■ EXERCISE DETAILS:
Say how many of the lines below include the word "likes", and write nothing else.

■ SOURCE DATA:
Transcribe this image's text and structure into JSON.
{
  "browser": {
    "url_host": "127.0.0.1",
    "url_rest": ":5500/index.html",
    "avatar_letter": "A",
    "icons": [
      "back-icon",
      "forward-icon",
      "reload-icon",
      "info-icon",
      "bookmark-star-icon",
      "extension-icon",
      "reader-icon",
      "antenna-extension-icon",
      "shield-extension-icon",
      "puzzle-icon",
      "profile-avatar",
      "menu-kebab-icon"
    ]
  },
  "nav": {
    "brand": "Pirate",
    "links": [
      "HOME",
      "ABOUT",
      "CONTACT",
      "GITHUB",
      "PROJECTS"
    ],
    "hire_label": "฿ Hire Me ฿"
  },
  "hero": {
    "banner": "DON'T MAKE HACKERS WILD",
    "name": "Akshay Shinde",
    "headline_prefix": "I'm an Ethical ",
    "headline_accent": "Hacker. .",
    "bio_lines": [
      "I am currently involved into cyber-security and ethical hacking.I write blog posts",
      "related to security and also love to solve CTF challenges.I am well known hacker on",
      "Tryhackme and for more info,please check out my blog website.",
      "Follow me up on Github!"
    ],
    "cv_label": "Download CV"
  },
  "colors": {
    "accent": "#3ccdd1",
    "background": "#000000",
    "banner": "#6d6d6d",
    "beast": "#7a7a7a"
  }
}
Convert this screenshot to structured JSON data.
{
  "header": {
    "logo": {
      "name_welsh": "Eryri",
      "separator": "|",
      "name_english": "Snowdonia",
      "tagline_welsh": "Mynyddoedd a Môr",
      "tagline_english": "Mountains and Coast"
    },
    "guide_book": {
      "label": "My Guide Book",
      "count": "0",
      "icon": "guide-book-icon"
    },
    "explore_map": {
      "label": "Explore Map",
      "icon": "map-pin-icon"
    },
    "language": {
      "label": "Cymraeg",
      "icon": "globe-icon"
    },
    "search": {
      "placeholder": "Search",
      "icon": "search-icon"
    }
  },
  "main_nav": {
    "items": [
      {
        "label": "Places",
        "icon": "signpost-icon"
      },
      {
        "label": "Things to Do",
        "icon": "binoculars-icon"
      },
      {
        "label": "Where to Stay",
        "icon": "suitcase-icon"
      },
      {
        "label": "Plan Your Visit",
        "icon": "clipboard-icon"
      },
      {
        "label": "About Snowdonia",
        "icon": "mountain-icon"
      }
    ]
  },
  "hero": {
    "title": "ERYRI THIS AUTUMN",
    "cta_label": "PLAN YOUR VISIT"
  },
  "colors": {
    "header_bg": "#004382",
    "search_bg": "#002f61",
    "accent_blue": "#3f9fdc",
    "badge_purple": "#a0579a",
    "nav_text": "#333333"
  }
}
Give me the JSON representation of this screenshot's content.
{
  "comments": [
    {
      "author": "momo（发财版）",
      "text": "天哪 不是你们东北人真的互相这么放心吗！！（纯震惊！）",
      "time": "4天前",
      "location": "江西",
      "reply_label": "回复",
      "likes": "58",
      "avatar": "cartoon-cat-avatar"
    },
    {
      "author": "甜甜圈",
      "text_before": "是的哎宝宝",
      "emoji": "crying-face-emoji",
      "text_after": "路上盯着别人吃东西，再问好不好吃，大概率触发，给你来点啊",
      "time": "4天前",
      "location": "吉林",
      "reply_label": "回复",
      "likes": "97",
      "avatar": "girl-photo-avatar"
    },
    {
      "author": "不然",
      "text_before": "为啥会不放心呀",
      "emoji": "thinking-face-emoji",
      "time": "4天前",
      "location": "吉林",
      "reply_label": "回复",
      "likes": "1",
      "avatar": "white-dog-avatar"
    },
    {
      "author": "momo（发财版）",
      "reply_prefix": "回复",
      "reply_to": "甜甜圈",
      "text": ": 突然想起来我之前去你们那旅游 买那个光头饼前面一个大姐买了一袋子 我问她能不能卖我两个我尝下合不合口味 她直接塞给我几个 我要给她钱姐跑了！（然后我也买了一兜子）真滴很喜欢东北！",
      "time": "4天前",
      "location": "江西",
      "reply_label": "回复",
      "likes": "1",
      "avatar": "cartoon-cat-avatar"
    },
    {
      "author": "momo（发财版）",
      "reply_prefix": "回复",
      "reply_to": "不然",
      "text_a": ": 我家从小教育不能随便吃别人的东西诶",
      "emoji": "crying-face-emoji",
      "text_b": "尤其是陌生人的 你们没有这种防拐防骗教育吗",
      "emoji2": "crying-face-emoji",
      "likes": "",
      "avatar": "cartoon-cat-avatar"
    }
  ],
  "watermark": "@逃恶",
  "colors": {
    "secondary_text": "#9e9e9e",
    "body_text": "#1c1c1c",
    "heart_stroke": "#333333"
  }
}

■ RESPONSE TO THIS TASK:
5